> Problem to work on: Please retype the listing exactly as it appears, skipping each picture.

> Information provided:
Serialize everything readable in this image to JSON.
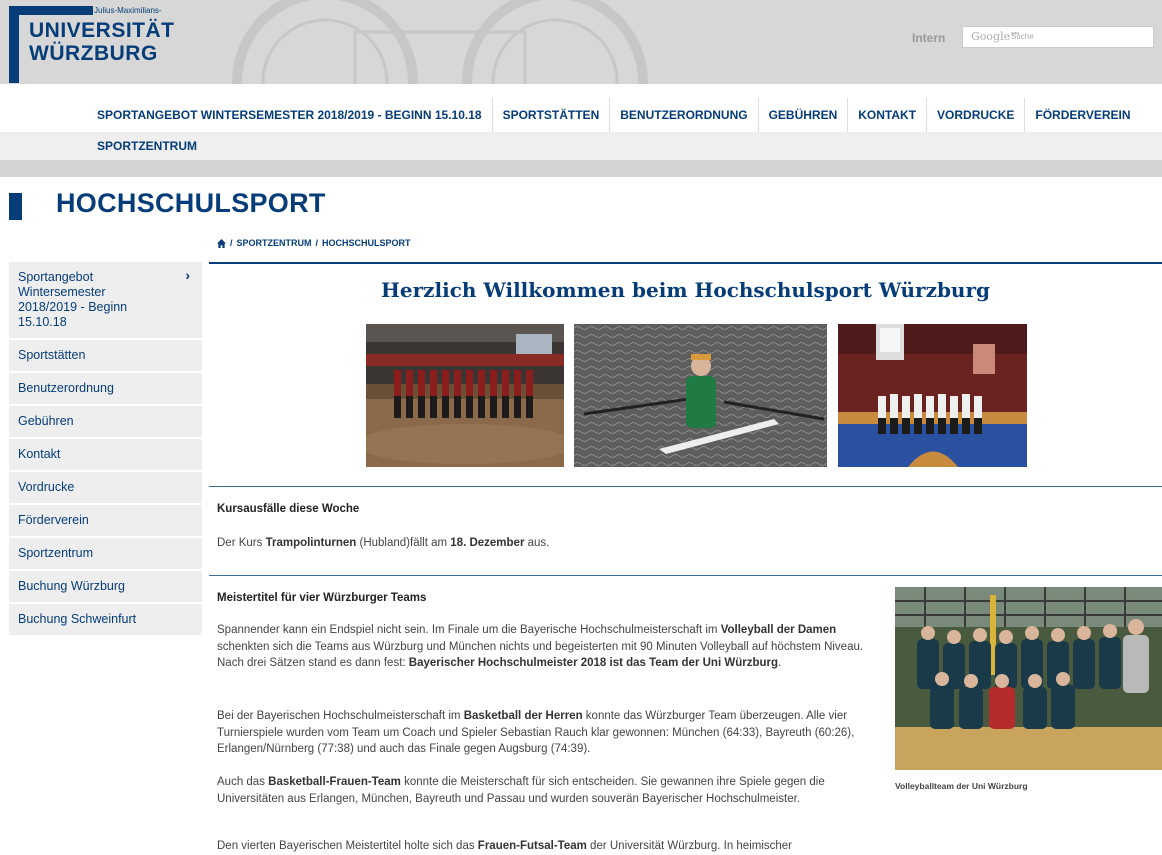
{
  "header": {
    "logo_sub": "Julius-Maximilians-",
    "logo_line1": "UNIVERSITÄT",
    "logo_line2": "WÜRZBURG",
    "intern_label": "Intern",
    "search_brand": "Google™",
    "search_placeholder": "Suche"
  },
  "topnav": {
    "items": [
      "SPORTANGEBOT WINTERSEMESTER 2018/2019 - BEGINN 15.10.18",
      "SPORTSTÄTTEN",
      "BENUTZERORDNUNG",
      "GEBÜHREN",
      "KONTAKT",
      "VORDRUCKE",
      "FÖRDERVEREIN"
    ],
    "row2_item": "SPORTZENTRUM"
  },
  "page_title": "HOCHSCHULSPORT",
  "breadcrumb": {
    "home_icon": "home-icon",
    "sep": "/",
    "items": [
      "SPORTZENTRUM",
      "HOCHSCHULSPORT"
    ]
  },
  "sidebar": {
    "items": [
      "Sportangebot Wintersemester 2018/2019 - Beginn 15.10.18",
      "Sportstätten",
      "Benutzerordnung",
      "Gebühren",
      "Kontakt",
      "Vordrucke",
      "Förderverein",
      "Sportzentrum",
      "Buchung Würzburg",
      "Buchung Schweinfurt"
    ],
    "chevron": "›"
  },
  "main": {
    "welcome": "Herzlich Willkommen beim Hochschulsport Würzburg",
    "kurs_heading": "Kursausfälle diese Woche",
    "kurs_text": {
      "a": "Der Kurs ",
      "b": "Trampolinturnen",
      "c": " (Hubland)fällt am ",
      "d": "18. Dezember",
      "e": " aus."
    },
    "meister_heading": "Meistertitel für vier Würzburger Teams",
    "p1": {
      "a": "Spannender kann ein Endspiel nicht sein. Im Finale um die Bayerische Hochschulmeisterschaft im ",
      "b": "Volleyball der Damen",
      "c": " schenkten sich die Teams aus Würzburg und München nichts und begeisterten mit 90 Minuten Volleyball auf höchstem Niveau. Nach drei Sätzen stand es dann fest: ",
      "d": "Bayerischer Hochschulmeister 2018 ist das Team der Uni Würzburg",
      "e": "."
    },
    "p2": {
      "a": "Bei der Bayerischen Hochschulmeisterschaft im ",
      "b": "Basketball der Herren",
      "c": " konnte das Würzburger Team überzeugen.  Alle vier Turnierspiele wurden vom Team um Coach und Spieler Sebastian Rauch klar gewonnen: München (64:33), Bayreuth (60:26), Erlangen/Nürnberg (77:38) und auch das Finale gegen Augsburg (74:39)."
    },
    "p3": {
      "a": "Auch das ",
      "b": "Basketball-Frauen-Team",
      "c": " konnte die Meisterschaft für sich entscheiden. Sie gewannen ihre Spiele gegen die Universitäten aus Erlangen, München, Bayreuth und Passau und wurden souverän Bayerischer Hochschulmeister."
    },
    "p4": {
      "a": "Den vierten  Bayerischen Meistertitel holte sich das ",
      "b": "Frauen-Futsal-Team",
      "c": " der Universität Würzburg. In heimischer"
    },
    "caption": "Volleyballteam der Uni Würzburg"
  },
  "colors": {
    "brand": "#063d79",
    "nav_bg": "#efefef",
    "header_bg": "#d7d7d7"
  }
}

> Written answer:
Serialize everything readable in this image to JSON.
{
  "header": {
    "logo_sub": "Julius-Maximilians-",
    "logo_line1": "UNIVERSITÄT",
    "logo_line2": "WÜRZBURG",
    "intern_label": "Intern",
    "search_brand": "Google™",
    "search_placeholder": "Suche"
  },
  "topnav": {
    "items": [
      "SPORTANGEBOT WINTERSEMESTER 2018/2019 - BEGINN 15.10.18",
      "SPORTSTÄTTEN",
      "BENUTZERORDNUNG",
      "GEBÜHREN",
      "KONTAKT",
      "VORDRUCKE",
      "FÖRDERVEREIN"
    ],
    "row2_item": "SPORTZENTRUM"
  },
  "page_title": "HOCHSCHULSPORT",
  "breadcrumb": {
    "home_icon": "home-icon",
    "sep": "/",
    "items": [
      "SPORTZENTRUM",
      "HOCHSCHULSPORT"
    ]
  },
  "sidebar": {
    "items": [
      "Sportangebot Wintersemester 2018/2019 - Beginn 15.10.18",
      "Sportstätten",
      "Benutzerordnung",
      "Gebühren",
      "Kontakt",
      "Vordrucke",
      "Förderverein",
      "Sportzentrum",
      "Buchung Würzburg",
      "Buchung Schweinfurt"
    ],
    "chevron": "›"
  },
  "main": {
    "welcome": "Herzlich Willkommen beim Hochschulsport Würzburg",
    "kurs_heading": "Kursausfälle diese Woche",
    "kurs_text": {
      "a": "Der Kurs ",
      "b": "Trampolinturnen",
      "c": " (Hubland)fällt am ",
      "d": "18. Dezember",
      "e": " aus."
    },
    "meister_heading": "Meistertitel für vier Würzburger Teams",
    "p1": {
      "a": "Spannender kann ein Endspiel nicht sein. Im Finale um die Bayerische Hochschulmeisterschaft im ",
      "b": "Volleyball der Damen",
      "c": " schenkten sich die Teams aus Würzburg und München nichts und begeisterten mit 90 Minuten Volleyball auf höchstem Niveau. Nach drei Sätzen stand es dann fest: ",
      "d": "Bayerischer Hochschulmeister 2018 ist das Team der Uni Würzburg",
      "e": "."
    },
    "p2": {
      "a": "Bei der Bayerischen Hochschulmeisterschaft im ",
      "b": "Basketball der Herren",
      "c": " konnte das Würzburger Team überzeugen.  Alle vier Turnierspiele wurden vom Team um Coach und Spieler Sebastian Rauch klar gewonnen: München (64:33), Bayreuth (60:26), Erlangen/Nürnberg (77:38) und auch das Finale gegen Augsburg (74:39)."
    },
    "p3": {
      "a": "Auch das ",
      "b": "Basketball-Frauen-Team",
      "c": " konnte die Meisterschaft für sich entscheiden. Sie gewannen ihre Spiele gegen die Universitäten aus Erlangen, München, Bayreuth und Passau und wurden souverän Bayerischer Hochschulmeister."
    },
    "p4": {
      "a": "Den vierten  Bayerischen Meistertitel holte sich das ",
      "b": "Frauen-Futsal-Team",
      "c": " der Universität Würzburg. In heimischer"
    },
    "caption": "Volleyballteam der Uni Würzburg"
  },
  "colors": {
    "brand": "#063d79",
    "nav_bg": "#efefef",
    "header_bg": "#d7d7d7"
  }
}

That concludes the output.